So far, about 2,300 signed up to participate in the weight-loss challenge, with 942 weighing in at the kickoff event in November. The 5-2-1-0 curriculum has been implemented in Tyler and Whitehouse ISD elementary schools. It advocates getting five servings of fruits and vegetables, two hours or less of screen time, one hour of physical activity and zero sugary beverages daily.
The health district was recognized for its efforts by the National Association of County and City Health Officials during its annual conference for developing and implementing the Fit City Challenge. The city of Tyler also has been recognized for its health initiatives.
"Reflecting back on the year, one of the first positive things that happened is that the City of Tyler was named a gold level heart and stroke healthy city," Roberts said. "Of of the 11 cities surveyed, we received the highest score."
The program measured the efforts to make a city healthier. Part of that included the Fit City Challenge campaign and initiatives that spun off from that, Roberts said.
In 2012, the health district received a community transformation grant from the state to develop programs in Smith, Van Zandt and Wood counties.
"It's threefold: to implement smoke-free initiatives in these three counties, to support healthy living and Fit City-type coalitions, and to help citizens better monitor their blood pressure, cholesterol and blood sugar," Roberts said.
Also at the health district, the agency's WIC (Women, Infants and Children) coverage expanded from 11 to 20 counties.
The health district was instrumental in educating residents about the threat of the West Nile virus, also a hot topic late in the year. As Texas experienced a surge in West Nile cases, local health officials urged residents to look after their older family members and neighbors, who were most vulnerable.
Beginning in August and lasting through the fall, Texas had 835 cases and 86 deaths from the virus. In East Texas, there were 22 cases in Smith County; 29 in Gregg County; eight in Van Zandt County; four in Henderson County; one in Wood County; 11 in Rusk County; three in Upshur County; and eight in Cherokee County. There were no cases in Anderson County and one death each in Gregg and Cherokee counties.
HEALTH CARE LAW
This year, the U.S. Supreme Court upheld all of the Affordable Care Act, the controversial health care law enacted by Congress in 2010. The key part of the legislation, the individual mandate, requires all citizens to purchase health insurance when that portion of the law is implemented in 2014.
The individual mandate was not upheld based on Congress's power to regulate commerce between states to require people to buy health insurance. However, in a 5-4 vote, the justices said that because individuals can refuse to buy insurance and face a penalty, it is a kind of tax Congress can impose using taxing power.
Another part of the law was the requirement to expand Medicaid eligibility. Effective April 2010, states receive federal matching funds to expand the program. In that law, it required states to comply with the new eligibility requirements or lose funding. However, the government cannot threaten with loss of funding if they choose not to expand Medicaid, the court said.
In 2014, when the individual mandate will affect all citizens, states are supposed to have in place a competitive insurance marketplace for individuals and small businesses to purchase affordable plans.

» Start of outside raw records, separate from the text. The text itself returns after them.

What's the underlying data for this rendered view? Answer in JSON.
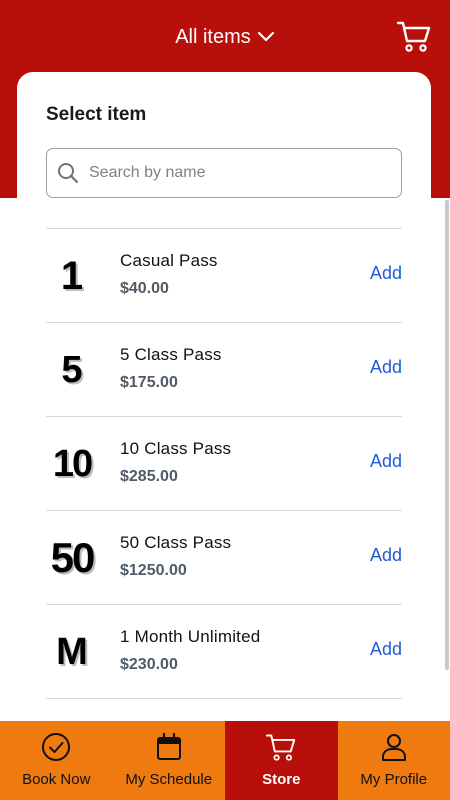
{
  "header": {
    "category_label": "All items",
    "cart_icon": "cart-icon",
    "background_color": "#b80f0a"
  },
  "card": {
    "title": "Select item",
    "search": {
      "placeholder": "Search by name",
      "value": ""
    }
  },
  "items": [
    {
      "glyph": "1",
      "name": "Casual Pass",
      "price": "$40.00",
      "action": "Add"
    },
    {
      "glyph": "5",
      "name": "5 Class Pass",
      "price": "$175.00",
      "action": "Add"
    },
    {
      "glyph": "10",
      "name": "10 Class Pass",
      "price": "$285.00",
      "action": "Add"
    },
    {
      "glyph": "50",
      "name": "50 Class Pass",
      "price": "$1250.00",
      "action": "Add"
    },
    {
      "glyph": "M",
      "name": "1 Month Unlimited",
      "price": "$230.00",
      "action": "Add"
    }
  ],
  "tabbar": {
    "tabs": [
      {
        "label": "Book Now",
        "icon": "check-circle-icon",
        "active": false
      },
      {
        "label": "My Schedule",
        "icon": "calendar-icon",
        "active": false
      },
      {
        "label": "Store",
        "icon": "cart-icon",
        "active": true
      },
      {
        "label": "My Profile",
        "icon": "person-icon",
        "active": false
      }
    ],
    "colors": {
      "tab_bg": "#ef7a10",
      "active_bg": "#b80f0a"
    }
  },
  "colors": {
    "link": "#1f5bd8",
    "price": "#4f5b66"
  }
}
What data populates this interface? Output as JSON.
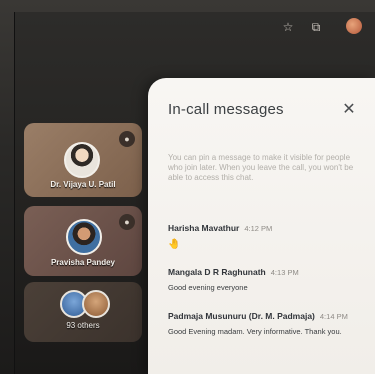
{
  "toolbar": {
    "icons": [
      "star-icon",
      "extension-icon",
      "profile-avatar"
    ]
  },
  "participants": [
    {
      "name": "Dr. Vijaya U. Patil"
    },
    {
      "name": "Pravisha Pandey"
    },
    {
      "name": "93 others"
    }
  ],
  "panel": {
    "title": "In-call messages",
    "info": "You can pin a message to make it visible for people who join later. When you leave the call, you won't be able to access this chat.",
    "messages": [
      {
        "sender": "Harisha Mavathur",
        "time": "4:12 PM",
        "text": "🤚"
      },
      {
        "sender": "Mangala D R Raghunath",
        "time": "4:13 PM",
        "text": "Good evening everyone"
      },
      {
        "sender": "Padmaja Musunuru (Dr. M. Padmaja)",
        "time": "4:14 PM",
        "text": "Good Evening madam. Very informative. Thank you."
      }
    ]
  }
}
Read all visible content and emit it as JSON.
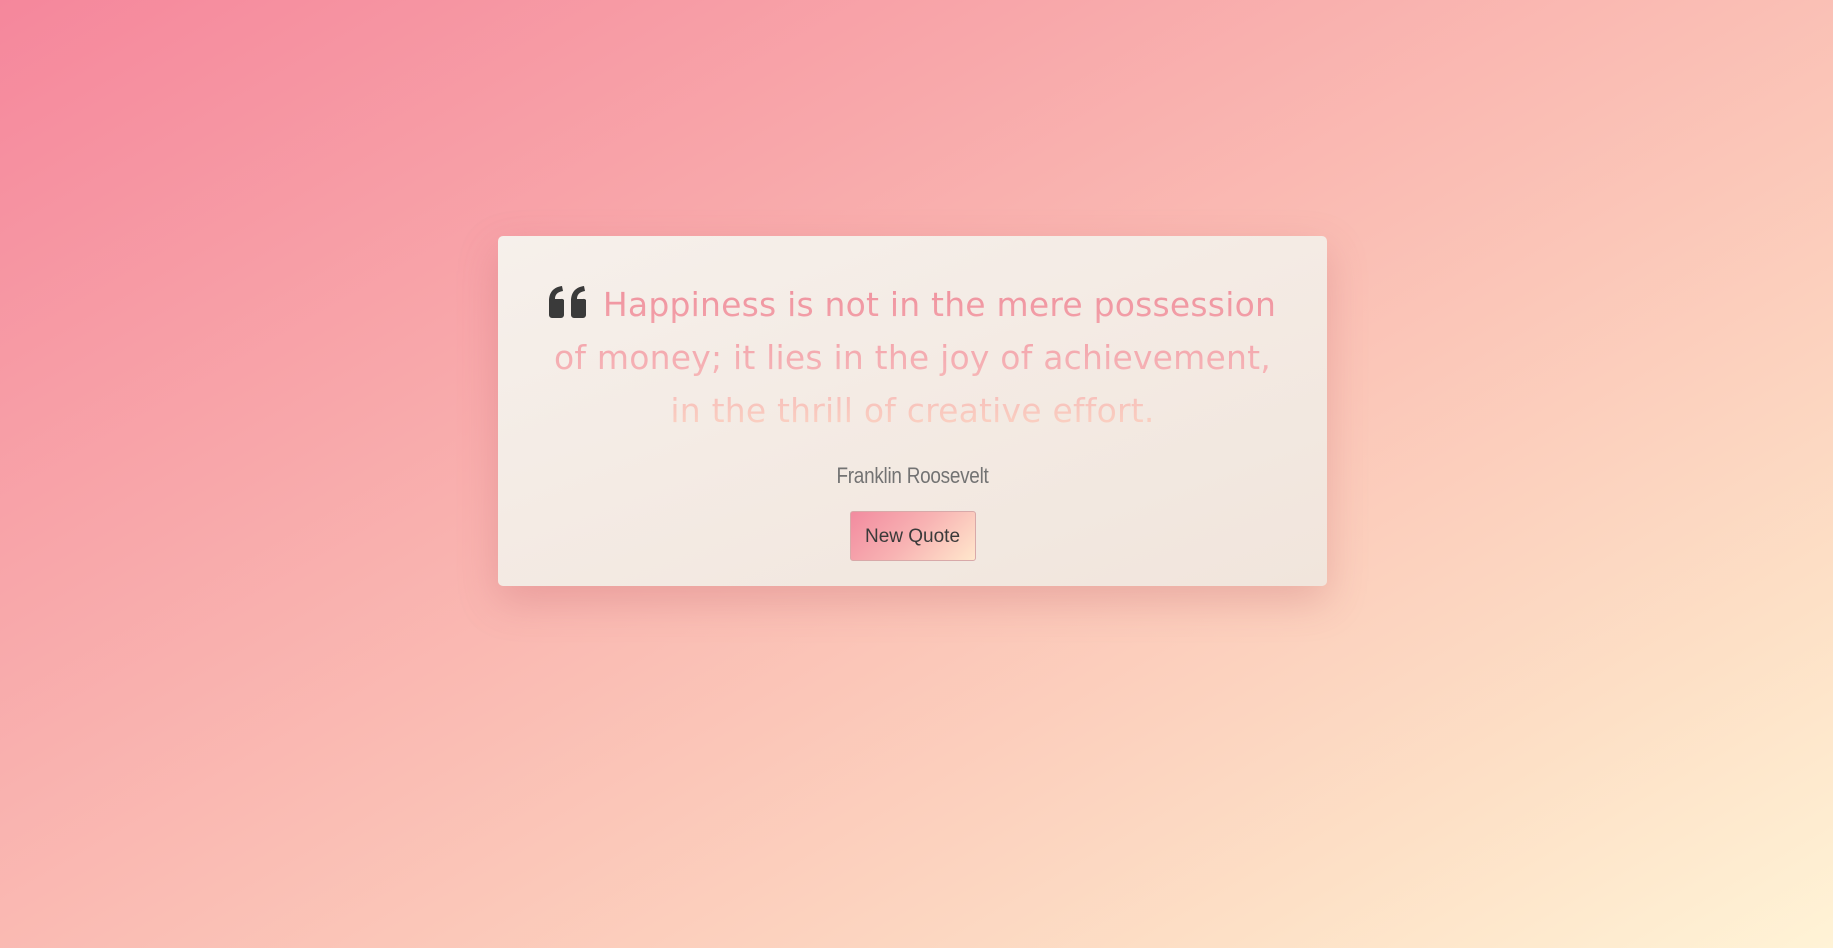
{
  "quote": {
    "icon": "quote-left-icon",
    "text": "Happiness is not in the mere possession of money; it lies in the joy of achievement, in the thrill of creative effort.",
    "author": "Franklin Roosevelt"
  },
  "actions": {
    "new_quote_label": "New Quote"
  },
  "colors": {
    "background_start": "#f5879c",
    "background_end": "#fff3d6",
    "card": "#f4ece6",
    "icon": "#3a3a3a"
  }
}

Some governors, including Gov. Rick Perry, asserted that they would not expand the Medicaid program or set up insurance exchanges for the newly insured population.
Some parts of the health care law have been enacted since it was signed into law. Other provisions will be added through 2015. Features enacted since 2010 include: providing access to insurance for uninsured individuals with pre-existing conditions and extending coverage to young adults up to 26 on their parents' plans.
Locally, there were mixed views about the health care law. Most concerns centered on funding, doctor shortages and addressing the needs of newly insured patients.